■ WHAT IS BEING ASKED
Each line of the data that includes "Harga" must be copied.

(Element data from apps and pages)

[Start of section]

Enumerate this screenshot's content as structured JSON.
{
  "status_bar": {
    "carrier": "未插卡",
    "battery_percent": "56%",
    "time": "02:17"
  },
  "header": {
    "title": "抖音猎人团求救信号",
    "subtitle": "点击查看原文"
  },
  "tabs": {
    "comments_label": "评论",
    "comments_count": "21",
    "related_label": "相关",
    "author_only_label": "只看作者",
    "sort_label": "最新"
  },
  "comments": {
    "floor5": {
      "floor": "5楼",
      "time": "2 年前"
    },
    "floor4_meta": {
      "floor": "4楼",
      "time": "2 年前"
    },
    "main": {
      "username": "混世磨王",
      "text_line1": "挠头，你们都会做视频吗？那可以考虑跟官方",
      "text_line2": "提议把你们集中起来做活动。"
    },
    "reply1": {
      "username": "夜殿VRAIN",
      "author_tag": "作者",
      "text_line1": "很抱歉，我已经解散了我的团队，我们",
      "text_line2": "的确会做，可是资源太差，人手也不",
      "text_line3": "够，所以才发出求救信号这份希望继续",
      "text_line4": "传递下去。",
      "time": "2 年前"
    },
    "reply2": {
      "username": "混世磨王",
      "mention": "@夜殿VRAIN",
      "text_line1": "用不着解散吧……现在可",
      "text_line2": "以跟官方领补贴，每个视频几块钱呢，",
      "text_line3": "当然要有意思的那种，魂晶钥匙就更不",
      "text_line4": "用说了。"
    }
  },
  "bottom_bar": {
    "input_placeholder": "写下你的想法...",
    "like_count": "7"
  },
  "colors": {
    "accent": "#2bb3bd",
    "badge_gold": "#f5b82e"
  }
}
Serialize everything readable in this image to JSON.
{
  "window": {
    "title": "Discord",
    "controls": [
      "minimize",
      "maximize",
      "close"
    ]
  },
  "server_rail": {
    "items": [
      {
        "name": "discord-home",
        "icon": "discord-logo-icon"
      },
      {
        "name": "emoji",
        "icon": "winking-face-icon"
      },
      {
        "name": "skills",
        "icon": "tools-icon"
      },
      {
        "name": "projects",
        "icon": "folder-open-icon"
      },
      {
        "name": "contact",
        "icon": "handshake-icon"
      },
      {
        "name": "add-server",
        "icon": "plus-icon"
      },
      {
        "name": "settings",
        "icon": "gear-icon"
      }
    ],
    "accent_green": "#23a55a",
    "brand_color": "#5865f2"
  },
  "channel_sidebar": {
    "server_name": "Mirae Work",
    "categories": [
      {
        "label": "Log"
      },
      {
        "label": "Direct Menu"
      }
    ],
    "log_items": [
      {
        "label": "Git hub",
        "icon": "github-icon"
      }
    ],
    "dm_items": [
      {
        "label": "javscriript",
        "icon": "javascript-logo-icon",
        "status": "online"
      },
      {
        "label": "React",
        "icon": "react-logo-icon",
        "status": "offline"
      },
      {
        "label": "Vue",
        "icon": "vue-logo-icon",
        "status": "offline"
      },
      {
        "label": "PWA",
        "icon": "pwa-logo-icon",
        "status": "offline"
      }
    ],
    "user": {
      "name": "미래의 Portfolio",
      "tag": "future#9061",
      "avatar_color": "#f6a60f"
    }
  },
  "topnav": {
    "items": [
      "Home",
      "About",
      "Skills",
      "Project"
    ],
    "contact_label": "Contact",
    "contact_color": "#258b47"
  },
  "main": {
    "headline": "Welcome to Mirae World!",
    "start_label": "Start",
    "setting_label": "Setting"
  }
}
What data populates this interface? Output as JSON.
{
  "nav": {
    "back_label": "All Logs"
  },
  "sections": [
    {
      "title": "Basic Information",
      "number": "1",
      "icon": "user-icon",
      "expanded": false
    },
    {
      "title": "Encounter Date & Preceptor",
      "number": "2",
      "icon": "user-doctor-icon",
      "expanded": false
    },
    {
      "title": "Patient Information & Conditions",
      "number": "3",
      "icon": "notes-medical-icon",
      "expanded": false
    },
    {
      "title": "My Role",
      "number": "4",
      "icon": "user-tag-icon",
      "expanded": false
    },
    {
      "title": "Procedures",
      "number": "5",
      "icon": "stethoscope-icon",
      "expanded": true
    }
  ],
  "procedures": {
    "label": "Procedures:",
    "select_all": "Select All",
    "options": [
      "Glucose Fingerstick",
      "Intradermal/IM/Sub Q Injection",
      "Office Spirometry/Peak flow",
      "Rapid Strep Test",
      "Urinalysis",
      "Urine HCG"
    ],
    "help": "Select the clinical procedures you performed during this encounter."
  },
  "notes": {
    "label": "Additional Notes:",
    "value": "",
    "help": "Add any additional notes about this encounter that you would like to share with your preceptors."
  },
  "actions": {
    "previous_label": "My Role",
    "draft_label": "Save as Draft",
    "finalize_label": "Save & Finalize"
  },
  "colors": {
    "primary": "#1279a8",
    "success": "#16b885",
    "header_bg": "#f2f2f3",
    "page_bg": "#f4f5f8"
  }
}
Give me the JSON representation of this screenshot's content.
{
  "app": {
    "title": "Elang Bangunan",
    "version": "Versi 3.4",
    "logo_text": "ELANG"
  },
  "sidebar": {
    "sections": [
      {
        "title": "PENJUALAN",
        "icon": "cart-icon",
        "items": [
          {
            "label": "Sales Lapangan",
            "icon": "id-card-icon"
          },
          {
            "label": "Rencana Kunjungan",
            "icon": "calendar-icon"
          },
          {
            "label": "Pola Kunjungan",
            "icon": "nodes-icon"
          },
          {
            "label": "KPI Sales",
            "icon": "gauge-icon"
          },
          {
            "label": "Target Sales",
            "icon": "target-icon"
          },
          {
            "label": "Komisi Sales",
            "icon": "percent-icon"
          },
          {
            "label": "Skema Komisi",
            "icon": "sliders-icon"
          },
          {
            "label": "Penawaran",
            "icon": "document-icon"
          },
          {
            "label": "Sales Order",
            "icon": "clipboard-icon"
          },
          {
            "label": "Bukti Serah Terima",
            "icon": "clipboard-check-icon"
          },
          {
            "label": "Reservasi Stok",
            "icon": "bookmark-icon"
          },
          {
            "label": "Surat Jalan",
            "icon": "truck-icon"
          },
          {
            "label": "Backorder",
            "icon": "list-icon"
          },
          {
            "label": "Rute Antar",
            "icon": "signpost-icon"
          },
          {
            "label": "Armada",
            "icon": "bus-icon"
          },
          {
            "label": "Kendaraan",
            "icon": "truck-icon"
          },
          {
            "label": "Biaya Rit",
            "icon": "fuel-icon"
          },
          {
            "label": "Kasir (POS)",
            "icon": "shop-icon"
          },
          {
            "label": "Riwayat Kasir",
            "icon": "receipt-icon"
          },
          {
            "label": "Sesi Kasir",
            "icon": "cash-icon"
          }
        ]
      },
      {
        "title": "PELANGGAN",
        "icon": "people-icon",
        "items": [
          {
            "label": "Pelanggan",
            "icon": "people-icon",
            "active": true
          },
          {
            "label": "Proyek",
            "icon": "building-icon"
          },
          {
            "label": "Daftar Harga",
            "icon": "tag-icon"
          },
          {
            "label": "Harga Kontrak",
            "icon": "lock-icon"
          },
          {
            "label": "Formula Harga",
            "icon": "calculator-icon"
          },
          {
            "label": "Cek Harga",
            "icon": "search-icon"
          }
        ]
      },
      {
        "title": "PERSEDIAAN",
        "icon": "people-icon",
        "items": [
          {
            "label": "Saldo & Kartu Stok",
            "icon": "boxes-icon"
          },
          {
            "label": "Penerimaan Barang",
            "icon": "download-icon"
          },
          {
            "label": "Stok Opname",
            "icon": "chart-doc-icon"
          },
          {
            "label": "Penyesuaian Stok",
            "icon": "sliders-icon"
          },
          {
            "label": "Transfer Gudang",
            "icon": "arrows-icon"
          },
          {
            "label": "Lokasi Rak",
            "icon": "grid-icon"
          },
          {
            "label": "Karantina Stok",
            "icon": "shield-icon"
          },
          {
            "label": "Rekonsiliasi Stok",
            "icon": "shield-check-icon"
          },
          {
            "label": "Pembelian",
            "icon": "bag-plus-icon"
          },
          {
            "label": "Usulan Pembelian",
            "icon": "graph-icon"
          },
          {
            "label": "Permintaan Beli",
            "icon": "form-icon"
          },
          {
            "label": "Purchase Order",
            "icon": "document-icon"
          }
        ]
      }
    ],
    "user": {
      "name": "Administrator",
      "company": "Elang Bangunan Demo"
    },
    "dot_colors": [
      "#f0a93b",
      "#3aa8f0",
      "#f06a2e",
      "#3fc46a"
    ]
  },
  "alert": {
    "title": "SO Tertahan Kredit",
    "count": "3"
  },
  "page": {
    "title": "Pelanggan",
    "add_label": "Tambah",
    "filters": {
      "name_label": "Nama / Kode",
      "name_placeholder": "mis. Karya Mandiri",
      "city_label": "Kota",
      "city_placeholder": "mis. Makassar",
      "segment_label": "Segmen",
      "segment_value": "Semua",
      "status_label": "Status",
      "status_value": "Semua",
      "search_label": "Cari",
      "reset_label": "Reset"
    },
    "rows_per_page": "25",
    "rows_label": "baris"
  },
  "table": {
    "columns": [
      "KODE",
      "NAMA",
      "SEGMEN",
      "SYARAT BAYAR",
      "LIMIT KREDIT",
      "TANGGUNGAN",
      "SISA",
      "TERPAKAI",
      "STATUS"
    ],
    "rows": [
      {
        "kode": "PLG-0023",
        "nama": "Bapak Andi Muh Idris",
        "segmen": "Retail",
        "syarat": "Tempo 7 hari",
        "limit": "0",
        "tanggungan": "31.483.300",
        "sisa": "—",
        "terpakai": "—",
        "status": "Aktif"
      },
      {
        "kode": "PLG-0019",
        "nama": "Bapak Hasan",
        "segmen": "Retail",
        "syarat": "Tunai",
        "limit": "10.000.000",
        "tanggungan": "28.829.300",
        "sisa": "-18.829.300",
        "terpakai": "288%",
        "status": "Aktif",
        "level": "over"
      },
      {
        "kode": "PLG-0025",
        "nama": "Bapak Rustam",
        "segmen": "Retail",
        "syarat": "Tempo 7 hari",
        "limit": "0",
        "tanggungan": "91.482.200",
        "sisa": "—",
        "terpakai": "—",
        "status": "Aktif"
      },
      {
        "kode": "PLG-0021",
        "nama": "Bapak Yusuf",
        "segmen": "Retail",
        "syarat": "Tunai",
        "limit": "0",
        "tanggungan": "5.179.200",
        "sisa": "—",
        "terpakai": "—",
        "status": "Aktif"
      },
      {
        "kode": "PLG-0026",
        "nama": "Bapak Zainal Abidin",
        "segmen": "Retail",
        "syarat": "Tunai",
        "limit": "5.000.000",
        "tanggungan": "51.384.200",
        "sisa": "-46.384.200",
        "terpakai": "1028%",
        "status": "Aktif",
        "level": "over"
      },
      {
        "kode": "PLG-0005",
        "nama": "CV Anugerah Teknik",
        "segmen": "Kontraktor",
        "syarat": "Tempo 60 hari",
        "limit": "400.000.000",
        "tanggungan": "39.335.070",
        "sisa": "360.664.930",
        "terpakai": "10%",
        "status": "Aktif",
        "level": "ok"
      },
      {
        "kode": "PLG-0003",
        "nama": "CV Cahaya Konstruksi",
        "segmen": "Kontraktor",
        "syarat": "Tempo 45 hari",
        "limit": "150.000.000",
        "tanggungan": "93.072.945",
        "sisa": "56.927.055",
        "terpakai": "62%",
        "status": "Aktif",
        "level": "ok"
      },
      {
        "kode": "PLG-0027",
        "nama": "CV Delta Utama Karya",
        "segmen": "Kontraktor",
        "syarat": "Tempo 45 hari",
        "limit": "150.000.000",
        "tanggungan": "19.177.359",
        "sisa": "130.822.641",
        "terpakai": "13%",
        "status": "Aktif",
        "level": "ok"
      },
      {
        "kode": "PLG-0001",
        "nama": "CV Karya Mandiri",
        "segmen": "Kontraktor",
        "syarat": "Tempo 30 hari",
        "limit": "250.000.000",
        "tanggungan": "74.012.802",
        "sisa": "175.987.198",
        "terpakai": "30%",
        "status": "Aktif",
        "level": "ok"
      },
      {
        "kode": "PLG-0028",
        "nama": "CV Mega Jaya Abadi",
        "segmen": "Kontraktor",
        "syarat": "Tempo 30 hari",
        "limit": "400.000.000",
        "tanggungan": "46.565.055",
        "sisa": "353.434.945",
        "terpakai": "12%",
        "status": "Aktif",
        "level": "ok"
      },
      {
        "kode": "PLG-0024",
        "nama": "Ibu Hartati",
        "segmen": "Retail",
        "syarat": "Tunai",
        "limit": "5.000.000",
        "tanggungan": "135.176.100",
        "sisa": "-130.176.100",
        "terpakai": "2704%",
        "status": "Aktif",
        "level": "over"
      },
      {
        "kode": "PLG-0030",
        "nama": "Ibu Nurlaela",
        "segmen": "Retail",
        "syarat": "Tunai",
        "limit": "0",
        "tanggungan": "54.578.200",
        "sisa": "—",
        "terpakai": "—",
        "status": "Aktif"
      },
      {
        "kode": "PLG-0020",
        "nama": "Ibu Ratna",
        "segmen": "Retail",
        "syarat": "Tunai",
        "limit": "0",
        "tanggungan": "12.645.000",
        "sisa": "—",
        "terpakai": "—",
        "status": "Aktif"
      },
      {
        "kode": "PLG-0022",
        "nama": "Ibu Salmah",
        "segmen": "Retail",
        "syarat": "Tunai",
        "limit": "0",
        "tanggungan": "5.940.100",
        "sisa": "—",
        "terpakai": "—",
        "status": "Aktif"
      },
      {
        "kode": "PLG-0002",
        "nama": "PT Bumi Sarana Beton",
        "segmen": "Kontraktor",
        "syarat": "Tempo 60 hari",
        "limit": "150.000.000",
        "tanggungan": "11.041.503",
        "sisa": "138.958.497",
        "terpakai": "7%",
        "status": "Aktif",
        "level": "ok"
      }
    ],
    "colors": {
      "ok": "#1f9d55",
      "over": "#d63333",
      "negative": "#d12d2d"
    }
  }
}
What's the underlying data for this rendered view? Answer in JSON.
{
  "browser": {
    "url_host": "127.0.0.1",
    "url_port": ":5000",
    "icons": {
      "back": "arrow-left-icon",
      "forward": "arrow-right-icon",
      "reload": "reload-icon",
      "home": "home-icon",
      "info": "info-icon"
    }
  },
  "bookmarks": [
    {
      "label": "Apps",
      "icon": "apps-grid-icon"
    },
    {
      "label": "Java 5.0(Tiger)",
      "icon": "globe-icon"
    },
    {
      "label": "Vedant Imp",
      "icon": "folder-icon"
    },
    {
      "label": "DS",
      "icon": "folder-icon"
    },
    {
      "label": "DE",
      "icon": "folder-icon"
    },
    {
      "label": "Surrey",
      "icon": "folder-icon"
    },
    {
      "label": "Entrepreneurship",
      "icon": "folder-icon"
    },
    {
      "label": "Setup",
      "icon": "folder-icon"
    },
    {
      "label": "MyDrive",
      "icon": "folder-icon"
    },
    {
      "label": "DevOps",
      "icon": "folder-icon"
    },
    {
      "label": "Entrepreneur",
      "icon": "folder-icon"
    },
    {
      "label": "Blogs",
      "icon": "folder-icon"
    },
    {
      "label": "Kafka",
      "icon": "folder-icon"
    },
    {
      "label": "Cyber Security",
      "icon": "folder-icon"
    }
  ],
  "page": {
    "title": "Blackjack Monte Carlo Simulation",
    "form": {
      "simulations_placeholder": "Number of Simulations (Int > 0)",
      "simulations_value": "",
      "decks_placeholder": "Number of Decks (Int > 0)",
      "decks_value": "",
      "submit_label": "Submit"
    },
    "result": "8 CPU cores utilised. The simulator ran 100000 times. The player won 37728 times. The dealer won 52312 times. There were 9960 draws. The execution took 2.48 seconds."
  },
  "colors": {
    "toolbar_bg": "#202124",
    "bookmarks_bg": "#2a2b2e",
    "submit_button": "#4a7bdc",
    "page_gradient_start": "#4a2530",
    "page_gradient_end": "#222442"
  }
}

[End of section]

■ THE ANSWER
            "label": "Daftar Harga",
            "label": "Harga Kontrak",
            "label": "Formula Harga",
            "label": "Cek Harga",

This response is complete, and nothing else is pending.